Provided records:
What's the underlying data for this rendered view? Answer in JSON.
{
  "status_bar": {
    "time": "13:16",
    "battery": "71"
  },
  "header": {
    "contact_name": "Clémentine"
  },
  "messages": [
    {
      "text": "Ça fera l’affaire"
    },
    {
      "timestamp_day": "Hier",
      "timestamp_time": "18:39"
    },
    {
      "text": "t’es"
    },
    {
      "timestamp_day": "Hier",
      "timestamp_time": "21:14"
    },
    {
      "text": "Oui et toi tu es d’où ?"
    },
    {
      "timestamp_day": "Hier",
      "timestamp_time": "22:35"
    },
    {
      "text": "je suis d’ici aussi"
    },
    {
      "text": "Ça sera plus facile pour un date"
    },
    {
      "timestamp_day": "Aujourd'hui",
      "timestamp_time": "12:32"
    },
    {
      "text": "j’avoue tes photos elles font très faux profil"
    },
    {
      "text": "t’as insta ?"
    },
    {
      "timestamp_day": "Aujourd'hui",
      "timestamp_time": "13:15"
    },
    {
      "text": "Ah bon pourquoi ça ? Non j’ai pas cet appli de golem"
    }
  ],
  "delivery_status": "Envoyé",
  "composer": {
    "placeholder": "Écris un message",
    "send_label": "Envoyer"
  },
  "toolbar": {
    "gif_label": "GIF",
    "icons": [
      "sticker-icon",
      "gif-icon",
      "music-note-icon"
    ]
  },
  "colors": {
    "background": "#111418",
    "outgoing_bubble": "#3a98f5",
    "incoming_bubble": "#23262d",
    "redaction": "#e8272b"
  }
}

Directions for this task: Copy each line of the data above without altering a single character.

Finished task:
What's the underlying data for this rendered view? Answer in JSON.
{
  "status_bar": {
    "time": "13:16",
    "battery": "71"
  },
  "header": {
    "contact_name": "Clémentine"
  },
  "messages": [
    {
      "text": "Ça fera l’affaire"
    },
    {
      "timestamp_day": "Hier",
      "timestamp_time": "18:39"
    },
    {
      "text": "t’es"
    },
    {
      "timestamp_day": "Hier",
      "timestamp_time": "21:14"
    },
    {
      "text": "Oui et toi tu es d’où ?"
    },
    {
      "timestamp_day": "Hier",
      "timestamp_time": "22:35"
    },
    {
      "text": "je suis d’ici aussi"
    },
    {
      "text": "Ça sera plus facile pour un date"
    },
    {
      "timestamp_day": "Aujourd'hui",
      "timestamp_time": "12:32"
    },
    {
      "text": "j’avoue tes photos elles font très faux profil"
    },
    {
      "text": "t’as insta ?"
    },
    {
      "timestamp_day": "Aujourd'hui",
      "timestamp_time": "13:15"
    },
    {
      "text": "Ah bon pourquoi ça ? Non j’ai pas cet appli de golem"
    }
  ],
  "delivery_status": "Envoyé",
  "composer": {
    "placeholder": "Écris un message",
    "send_label": "Envoyer"
  },
  "toolbar": {
    "gif_label": "GIF",
    "icons": [
      "sticker-icon",
      "gif-icon",
      "music-note-icon"
    ]
  },
  "colors": {
    "background": "#111418",
    "outgoing_bubble": "#3a98f5",
    "incoming_bubble": "#23262d",
    "redaction": "#e8272b"
  }
}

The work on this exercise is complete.